A longtime “permabear” on Palantir Technologies (NYSE:PLTR), I won’t try to say I called the recent big drop in PLTR stock ahead of time. While correct in my Nov. 3 prediction that it stood to move to lower prices, I’ve called it wrong plenty of times with shares in this data analytics software company.
But while the stock has found a way to recover after a big selloff many times in 2021, that may not be the case in 2022. Instead of continuing on with a roller coaster pattern, it may make a continued move below $20 per share.
How? In past coverage, I’ve talked a lot about how Federal Reserve policy changes (i.e. rate hikes) could sink it lower. Yet even if you assume that a rise in rates next year won’t spell big drops for growth stocks, there is something else that could lead to more downward pressure for Palantir’s shares: if the underlying “story” with it changes. If more comes out to indicate that recent fears of slowing revenue growth are right on the money.
With this, you may want to think twice before “buying the dip.”
PLTR Stock and its Trip Back to $20 Per Share
When I last wrote about, Palantir appears to be making a return to $30 per share. The shrugging off inflation/interest rate worries at the time played a role in this, as did bullishness with the company’s Q3 earnings results.
Of course, a comeback in the PLTR stock price did not play out. Sure, the company reported solid numbers for the quarter ending Sep 30, 2021. Revenue of $392 million came in above sell-side estimates of $385 millions. Earnings per share (EPS) of 4 cents was in-line with projections. However, there was a bit of disappointment. Revenue for its flagship governmental business came in below expectations. This has sparked fears that growth for the company overall will start to slow down. Said concern was further heightened by a bearish call from RBC Capital analyst Rishi Jaluria.
Cutting his rating to the equivalent of “sell,” and lowering his price target from $25 per share to $19 per share, Jaluria cited the slowing government revenue growth, plus concerns with the company’s commercial revenue growth, as the main reasons behind the downgrade. In particular, the company’s latest strategy of making investments in special purpose acquisition companies (SPACs), which in turn have the operating businesses they merge with purchase services from Palantir.

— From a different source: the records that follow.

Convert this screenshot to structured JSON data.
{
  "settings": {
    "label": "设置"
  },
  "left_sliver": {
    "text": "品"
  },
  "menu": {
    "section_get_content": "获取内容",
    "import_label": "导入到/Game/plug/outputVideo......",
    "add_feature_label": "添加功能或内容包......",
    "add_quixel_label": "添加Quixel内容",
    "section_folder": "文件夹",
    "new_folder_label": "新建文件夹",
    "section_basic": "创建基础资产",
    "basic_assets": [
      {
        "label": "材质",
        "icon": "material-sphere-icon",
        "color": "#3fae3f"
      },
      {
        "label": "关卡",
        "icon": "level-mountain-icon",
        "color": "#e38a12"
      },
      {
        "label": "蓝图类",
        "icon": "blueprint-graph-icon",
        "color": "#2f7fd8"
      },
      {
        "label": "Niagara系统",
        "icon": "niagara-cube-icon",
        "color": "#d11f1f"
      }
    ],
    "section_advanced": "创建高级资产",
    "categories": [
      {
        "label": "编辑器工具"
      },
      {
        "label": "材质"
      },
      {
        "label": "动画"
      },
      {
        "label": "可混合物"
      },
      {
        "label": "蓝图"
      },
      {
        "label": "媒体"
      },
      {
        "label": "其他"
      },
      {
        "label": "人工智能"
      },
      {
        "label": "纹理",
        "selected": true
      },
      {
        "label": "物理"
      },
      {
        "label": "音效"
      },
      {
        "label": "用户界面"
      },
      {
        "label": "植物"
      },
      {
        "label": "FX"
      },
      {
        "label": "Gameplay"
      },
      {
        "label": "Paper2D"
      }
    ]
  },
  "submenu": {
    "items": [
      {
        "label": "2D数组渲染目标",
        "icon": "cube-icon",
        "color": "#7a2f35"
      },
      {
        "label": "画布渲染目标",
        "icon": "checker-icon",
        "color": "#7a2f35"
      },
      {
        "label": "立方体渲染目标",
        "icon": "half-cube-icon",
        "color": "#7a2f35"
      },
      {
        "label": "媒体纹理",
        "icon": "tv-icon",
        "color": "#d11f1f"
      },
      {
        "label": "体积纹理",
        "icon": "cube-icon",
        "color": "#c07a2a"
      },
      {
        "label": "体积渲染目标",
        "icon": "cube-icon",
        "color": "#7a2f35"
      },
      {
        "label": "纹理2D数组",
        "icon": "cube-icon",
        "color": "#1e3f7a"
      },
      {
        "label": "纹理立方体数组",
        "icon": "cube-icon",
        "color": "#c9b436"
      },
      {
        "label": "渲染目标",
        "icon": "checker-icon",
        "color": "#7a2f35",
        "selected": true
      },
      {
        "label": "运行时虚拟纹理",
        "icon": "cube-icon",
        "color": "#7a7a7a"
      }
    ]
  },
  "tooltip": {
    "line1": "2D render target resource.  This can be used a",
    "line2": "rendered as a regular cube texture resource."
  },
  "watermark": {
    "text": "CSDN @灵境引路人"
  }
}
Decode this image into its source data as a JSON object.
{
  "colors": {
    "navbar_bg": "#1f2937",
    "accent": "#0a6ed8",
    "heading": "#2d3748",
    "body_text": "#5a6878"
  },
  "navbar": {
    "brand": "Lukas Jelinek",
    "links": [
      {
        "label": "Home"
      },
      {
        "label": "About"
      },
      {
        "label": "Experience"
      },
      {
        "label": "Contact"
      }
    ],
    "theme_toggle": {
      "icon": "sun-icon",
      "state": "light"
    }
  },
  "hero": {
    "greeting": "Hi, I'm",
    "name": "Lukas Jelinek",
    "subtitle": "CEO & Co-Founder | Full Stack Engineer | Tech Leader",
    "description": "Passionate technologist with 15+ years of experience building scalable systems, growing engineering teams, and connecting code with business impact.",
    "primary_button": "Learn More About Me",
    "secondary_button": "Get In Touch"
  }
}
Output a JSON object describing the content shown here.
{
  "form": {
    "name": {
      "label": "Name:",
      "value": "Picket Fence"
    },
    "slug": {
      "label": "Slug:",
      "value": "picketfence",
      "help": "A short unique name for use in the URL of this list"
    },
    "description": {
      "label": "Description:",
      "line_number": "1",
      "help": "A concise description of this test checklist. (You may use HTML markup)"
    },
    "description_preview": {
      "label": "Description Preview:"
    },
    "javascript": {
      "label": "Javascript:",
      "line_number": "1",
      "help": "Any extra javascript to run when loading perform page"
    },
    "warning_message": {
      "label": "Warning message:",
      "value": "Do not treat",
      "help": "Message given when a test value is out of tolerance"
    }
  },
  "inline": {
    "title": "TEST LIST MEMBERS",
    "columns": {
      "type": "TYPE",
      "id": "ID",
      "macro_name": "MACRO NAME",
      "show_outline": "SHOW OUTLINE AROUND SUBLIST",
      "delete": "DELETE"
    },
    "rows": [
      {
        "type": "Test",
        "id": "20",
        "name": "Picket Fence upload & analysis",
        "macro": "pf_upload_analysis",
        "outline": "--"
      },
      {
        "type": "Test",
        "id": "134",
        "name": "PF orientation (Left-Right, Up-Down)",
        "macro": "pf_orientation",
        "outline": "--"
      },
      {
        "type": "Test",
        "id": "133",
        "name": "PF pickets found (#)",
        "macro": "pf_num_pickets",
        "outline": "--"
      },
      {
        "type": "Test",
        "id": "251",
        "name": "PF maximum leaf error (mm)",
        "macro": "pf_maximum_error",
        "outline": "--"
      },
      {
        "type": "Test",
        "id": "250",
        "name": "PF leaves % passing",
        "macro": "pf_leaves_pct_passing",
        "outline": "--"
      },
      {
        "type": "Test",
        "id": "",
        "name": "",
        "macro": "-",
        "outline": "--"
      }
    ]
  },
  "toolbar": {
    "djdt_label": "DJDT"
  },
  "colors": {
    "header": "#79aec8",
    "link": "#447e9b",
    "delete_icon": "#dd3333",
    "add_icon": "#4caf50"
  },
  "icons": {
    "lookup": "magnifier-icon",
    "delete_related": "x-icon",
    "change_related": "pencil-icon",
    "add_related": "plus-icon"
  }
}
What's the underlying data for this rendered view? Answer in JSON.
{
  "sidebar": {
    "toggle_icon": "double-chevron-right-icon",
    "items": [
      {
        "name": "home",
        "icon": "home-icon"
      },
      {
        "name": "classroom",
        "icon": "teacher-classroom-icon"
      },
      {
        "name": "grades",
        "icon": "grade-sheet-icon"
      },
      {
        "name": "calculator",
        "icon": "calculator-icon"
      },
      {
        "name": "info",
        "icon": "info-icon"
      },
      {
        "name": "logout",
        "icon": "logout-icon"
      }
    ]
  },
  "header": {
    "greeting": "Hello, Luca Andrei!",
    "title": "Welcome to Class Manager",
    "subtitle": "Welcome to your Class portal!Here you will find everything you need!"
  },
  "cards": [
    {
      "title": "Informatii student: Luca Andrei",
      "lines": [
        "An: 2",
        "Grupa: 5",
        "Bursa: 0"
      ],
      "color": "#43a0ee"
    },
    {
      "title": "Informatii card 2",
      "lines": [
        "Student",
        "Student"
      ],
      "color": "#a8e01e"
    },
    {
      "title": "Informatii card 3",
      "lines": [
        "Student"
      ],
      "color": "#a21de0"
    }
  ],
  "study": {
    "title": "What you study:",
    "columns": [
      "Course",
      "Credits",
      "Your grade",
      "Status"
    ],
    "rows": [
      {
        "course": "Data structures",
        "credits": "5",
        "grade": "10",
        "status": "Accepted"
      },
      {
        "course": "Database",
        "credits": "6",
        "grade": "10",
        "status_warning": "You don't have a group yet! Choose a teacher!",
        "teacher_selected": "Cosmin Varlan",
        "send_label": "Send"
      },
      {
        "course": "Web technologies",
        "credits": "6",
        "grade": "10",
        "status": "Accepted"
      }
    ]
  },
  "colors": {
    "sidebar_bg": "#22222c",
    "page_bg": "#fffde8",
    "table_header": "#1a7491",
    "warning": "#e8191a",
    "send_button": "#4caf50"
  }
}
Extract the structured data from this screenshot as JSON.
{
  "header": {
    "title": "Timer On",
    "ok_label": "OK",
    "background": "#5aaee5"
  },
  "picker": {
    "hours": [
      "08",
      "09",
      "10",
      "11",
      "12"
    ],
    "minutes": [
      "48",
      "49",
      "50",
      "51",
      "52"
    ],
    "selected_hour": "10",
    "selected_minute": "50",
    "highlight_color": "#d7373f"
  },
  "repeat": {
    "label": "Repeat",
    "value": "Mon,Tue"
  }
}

The sell side analyst sees this as “unsustainable.”
This combo of a poorly received earnings release, plus the downgrade, pushed the stock from around $26.75 per share, to the low $20s per share. Then, with the post-Thanksgiving Omicron/Fed selloff, shares fell back below $20 per share for the first time since May. As of this writing, it’s attempting to get back above $20 per share. But while prior sell-offs have been quickly followed up with strong rebounds, this may not happen this go-around.
Palantir and The Big Risk of Decelerating Growth
In prior articles, I’ve focused a lot on the valuation issues with PLTR stock. Sporting a triple-digit price-to-earnings, or P/E, ratio, it was vulnerable to big price declines. That is, if factors like rising interest rates could result in severe multiple compression for growth stocks.
However, I’ll admit that rate hikes may not necessarily result in a massive correction for growth stocks. Even if rates move higher, they’ll still be at historic lows. The rich multiples sported by growth stocks today could hold. Then again, in Palantir’s case, a rich valuation will hold only if the “story” behind it stays as-is.
Unfortunately, like I hinted at above, the “story” may be on the verge of changing. Q3 results are just the latest indication that governmental revenue growth is slowing down. Back in October, I discussed how two analysts (Citi’s Tyler Radke and William Blair’s Kamil Mielczarek) both noted the company’s light governmental deal activity in recent months.
Yes, this may not be an issue, if Jaluria’s concerns about unsustainable commercial growth prove to be overblown. But if the analyst is right, and its unsustainable things like its SPAC gambit that are jolting up commercial revenues? Growth in this segment could see a considerable slowdown. In turn, if this results in Palantir’s growth falling below its 30% per year benchmark? A severe re-assessment of its valuation will likely occur.
The Verdict on This Data Analytics Stock
At around $20 per share today, some may say it’s time to “buy the dip” with Palantir. Yet with high growth already baked-into its valuation, upside may be limited. If things work out, the stock may at best bounce between the $20 to $30 per share trading range it’s been stuck in since June.
Comparing its limited downside, to what could be big downside risk, if revenue growth really starts to slow down, you may want to take a pass on PLTR stock.
On the date of publication, Thomas Niel did not have (either directly or indirectly) any positions in the securities mentioned in this article. The opinions expressed in this article are those of the writer, subject to the InvestorPlace.com Publishing Guidelines.
Thomas Niel, a contributor for InvestorPlace.com, has been writing single-stock analysis for web-based publications since 2016.